Despite the fact that the M1 was adopted as the Service Rifle in 1936, the National Match M1903 Springfield remained the competition rifle for 17 years. The High Power matches were suspended from the beginning of WWII until the end of the Korean War in 1953. In 1953 the first accurized version of the M1 Rifle was assembled at Springfield Armory for the newly resumed national competition.
The new National Match M1 was simply a regular service rifle selected for accuracy by the SA match unit. The method of selection was merely to monitor the accuracy acceptance test to which every M1 was subjected before delivery. Those that shot especially straight were set aside and given a very minor tune-up before stamping the letters NM on them.
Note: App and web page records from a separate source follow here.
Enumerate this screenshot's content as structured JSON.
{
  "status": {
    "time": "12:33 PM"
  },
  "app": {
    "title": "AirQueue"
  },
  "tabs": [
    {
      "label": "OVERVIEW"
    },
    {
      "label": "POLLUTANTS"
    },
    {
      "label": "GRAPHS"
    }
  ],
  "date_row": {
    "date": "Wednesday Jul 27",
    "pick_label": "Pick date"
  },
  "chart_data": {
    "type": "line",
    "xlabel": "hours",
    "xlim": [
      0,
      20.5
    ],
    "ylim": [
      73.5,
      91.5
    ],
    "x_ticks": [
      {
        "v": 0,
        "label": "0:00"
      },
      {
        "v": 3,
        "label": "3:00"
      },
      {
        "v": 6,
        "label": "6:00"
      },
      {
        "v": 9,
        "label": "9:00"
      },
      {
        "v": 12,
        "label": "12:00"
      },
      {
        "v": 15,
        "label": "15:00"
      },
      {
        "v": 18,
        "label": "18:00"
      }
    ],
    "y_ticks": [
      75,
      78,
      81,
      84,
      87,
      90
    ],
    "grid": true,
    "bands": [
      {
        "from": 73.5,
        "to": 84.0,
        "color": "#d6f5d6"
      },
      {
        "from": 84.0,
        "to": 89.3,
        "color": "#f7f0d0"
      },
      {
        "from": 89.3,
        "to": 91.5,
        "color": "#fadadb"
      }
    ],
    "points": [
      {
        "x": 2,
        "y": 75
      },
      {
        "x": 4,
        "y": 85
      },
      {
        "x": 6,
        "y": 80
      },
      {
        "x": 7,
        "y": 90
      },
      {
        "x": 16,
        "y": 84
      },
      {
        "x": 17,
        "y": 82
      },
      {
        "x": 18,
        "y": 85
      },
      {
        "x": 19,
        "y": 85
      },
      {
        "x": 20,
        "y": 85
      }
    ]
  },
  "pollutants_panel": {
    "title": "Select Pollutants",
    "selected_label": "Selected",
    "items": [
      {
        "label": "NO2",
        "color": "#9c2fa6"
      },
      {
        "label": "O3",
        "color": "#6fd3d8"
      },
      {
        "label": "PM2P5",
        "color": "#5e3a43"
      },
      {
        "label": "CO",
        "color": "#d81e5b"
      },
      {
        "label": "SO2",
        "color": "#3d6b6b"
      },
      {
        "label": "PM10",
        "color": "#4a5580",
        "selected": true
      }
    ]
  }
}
These first National Match M1’s were not accurate enough to be competitive, and old time shooters used to the NM ’03 were very critical of its performance. In succeeding years, the NM M1 was more rigorously selected, with special attention given to optimal bore and headspace dimensions. In addition, the gunsmithing given to each rifle was quite a bit more extensive each year. What could be done to the rifle, however, was limited by a strict interpretation of the regulation that the National Match rifle be “the service rifle as issued.” Nevertheless, by 1957 the National Match M1 could and did compete successfully against the ’03.
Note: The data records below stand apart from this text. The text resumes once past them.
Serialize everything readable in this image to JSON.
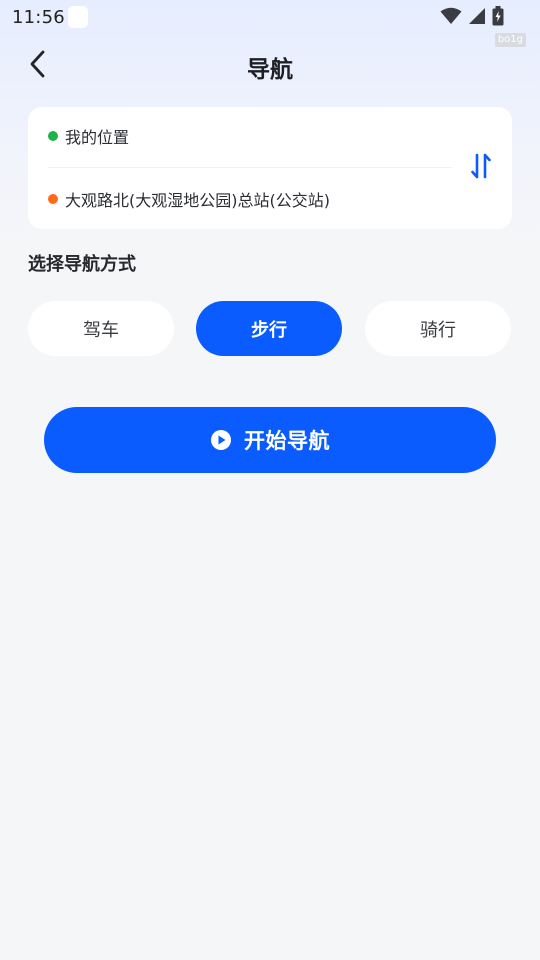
{
  "status_bar": {
    "time": "11:56"
  },
  "corner_tag": "bo1g",
  "header": {
    "title": "导航"
  },
  "route": {
    "start": "我的位置",
    "end": "大观路北(大观湿地公园)总站(公交站)"
  },
  "section": {
    "title": "选择导航方式"
  },
  "modes": {
    "drive": "驾车",
    "walk": "步行",
    "ride": "骑行"
  },
  "start_button": {
    "label": "开始导航"
  },
  "colors": {
    "accent": "#0a5cff",
    "start_dot": "#1db34a",
    "end_dot": "#ff6a1a",
    "background": "#f5f6f8",
    "card": "#ffffff"
  },
  "icons": {
    "back": "chevron-left-icon",
    "swap": "swap-vertical-icon",
    "play": "play-circle-icon",
    "wifi": "wifi-icon",
    "signal": "cellular-signal-icon",
    "battery": "battery-charging-icon"
  }
}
Despite the adoption of the M14 as the official service rifle in 1957, the NM M1 remained the rifle used in high power competition, just as the ’03 Springfield had remained the match rifle long after the adoption of the M1. However, the stipulation of “service rifle as issued” was finally interpreted more generously. Special sights were permitted beginning in 1957, and various studies to improve the M1’s accuracy even further were conducted.
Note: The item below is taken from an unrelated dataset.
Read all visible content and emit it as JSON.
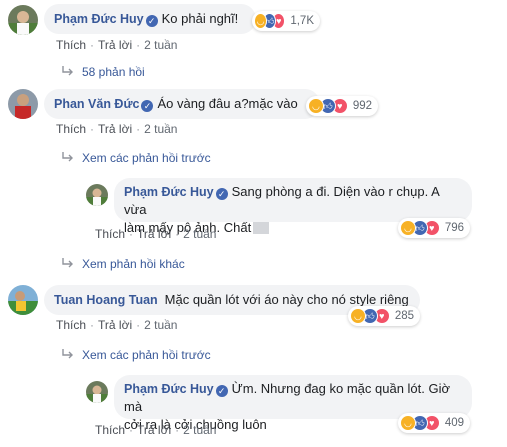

The improvements identified were phased in on a regular basis from about 1959 until the end of production in 1963. The final version of the National Match M1 is an extremely accurate rifle out to distances of 1000 yards, and it can stand with any service rifle anywhere in the world.
M1 match rifles were built by all the service branch shops according to the same specifications used by the official Springfield Armory National Match program. These “team rifles” can be as accurate as the SA rifles, but they do not command the same value that collectors afford the SA examples.